■ ASSIGNMENT: Each entry in the listing below should be restated word for word.

■ RECORDS SUPPLIED:

Start of Block

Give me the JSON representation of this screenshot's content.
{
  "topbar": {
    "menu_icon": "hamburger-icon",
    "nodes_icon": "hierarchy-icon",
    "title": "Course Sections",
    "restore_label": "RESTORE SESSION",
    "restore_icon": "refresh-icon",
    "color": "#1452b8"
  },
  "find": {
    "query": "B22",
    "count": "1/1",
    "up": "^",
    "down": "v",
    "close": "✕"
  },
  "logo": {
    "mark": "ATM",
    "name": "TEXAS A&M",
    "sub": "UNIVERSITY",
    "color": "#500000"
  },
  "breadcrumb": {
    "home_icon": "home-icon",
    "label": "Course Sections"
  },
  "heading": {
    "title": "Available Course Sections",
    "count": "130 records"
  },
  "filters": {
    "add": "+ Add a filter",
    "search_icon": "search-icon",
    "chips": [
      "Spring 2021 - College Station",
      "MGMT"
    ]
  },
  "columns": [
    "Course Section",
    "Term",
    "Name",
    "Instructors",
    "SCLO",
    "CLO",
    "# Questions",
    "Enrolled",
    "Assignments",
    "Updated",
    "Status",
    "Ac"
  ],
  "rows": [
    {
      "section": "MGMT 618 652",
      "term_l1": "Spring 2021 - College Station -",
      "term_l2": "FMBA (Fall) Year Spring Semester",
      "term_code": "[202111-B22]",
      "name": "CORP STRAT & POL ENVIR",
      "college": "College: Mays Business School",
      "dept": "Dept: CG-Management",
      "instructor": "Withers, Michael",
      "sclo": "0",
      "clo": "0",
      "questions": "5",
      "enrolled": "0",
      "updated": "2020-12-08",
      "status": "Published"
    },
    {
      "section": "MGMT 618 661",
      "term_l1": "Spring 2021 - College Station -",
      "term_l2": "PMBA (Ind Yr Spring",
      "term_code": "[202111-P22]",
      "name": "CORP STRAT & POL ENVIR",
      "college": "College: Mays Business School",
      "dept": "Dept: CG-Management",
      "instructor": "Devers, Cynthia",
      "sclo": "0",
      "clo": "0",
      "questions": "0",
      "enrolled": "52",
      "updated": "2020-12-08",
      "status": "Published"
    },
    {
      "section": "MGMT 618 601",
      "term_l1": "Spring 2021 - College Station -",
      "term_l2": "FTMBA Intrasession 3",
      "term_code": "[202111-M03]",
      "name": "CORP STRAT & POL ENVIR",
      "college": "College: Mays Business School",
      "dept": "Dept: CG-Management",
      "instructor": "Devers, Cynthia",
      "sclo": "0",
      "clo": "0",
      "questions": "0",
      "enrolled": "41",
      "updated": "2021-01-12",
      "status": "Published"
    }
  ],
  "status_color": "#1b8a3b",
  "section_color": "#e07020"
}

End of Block

■ WRITTEN ANSWER:
Give me the JSON representation of this screenshot's content.
{
  "topbar": {
    "menu_icon": "hamburger-icon",
    "nodes_icon": "hierarchy-icon",
    "title": "Course Sections",
    "restore_label": "RESTORE SESSION",
    "restore_icon": "refresh-icon",
    "color": "#1452b8"
  },
  "find": {
    "query": "B22",
    "count": "1/1",
    "up": "^",
    "down": "v",
    "close": "✕"
  },
  "logo": {
    "mark": "ATM",
    "name": "TEXAS A&M",
    "sub": "UNIVERSITY",
    "color": "#500000"
  },
  "breadcrumb": {
    "home_icon": "home-icon",
    "label": "Course Sections"
  },
  "heading": {
    "title": "Available Course Sections",
    "count": "130 records"
  },
  "filters": {
    "add": "+ Add a filter",
    "search_icon": "search-icon",
    "chips": [
      "Spring 2021 - College Station",
      "MGMT"
    ]
  },
  "columns": [
    "Course Section",
    "Term",
    "Name",
    "Instructors",
    "SCLO",
    "CLO",
    "# Questions",
    "Enrolled",
    "Assignments",
    "Updated",
    "Status",
    "Ac"
  ],
  "rows": [
    {
      "section": "MGMT 618 652",
      "term_l1": "Spring 2021 - College Station -",
      "term_l2": "FMBA (Fall) Year Spring Semester",
      "term_code": "[202111-B22]",
      "name": "CORP STRAT & POL ENVIR",
      "college": "College: Mays Business School",
      "dept": "Dept: CG-Management",
      "instructor": "Withers, Michael",
      "sclo": "0",
      "clo": "0",
      "questions": "5",
      "enrolled": "0",
      "updated": "2020-12-08",
      "status": "Published"
    },
    {
      "section": "MGMT 618 661",
      "term_l1": "Spring 2021 - College Station -",
      "term_l2": "PMBA (Ind Yr Spring",
      "term_code": "[202111-P22]",
      "name": "CORP STRAT & POL ENVIR",
      "college": "College: Mays Business School",
      "dept": "Dept: CG-Management",
      "instructor": "Devers, Cynthia",
      "sclo": "0",
      "clo": "0",
      "questions": "0",
      "enrolled": "52",
      "updated": "2020-12-08",
      "status": "Published"
    },
    {
      "section": "MGMT 618 601",
      "term_l1": "Spring 2021 - College Station -",
      "term_l2": "FTMBA Intrasession 3",
      "term_code": "[202111-M03]",
      "name": "CORP STRAT & POL ENVIR",
      "college": "College: Mays Business School",
      "dept": "Dept: CG-Management",
      "instructor": "Devers, Cynthia",
      "sclo": "0",
      "clo": "0",
      "questions": "0",
      "enrolled": "41",
      "updated": "2021-01-12",
      "status": "Published"
    }
  ],
  "status_color": "#1b8a3b",
  "section_color": "#e07020"
}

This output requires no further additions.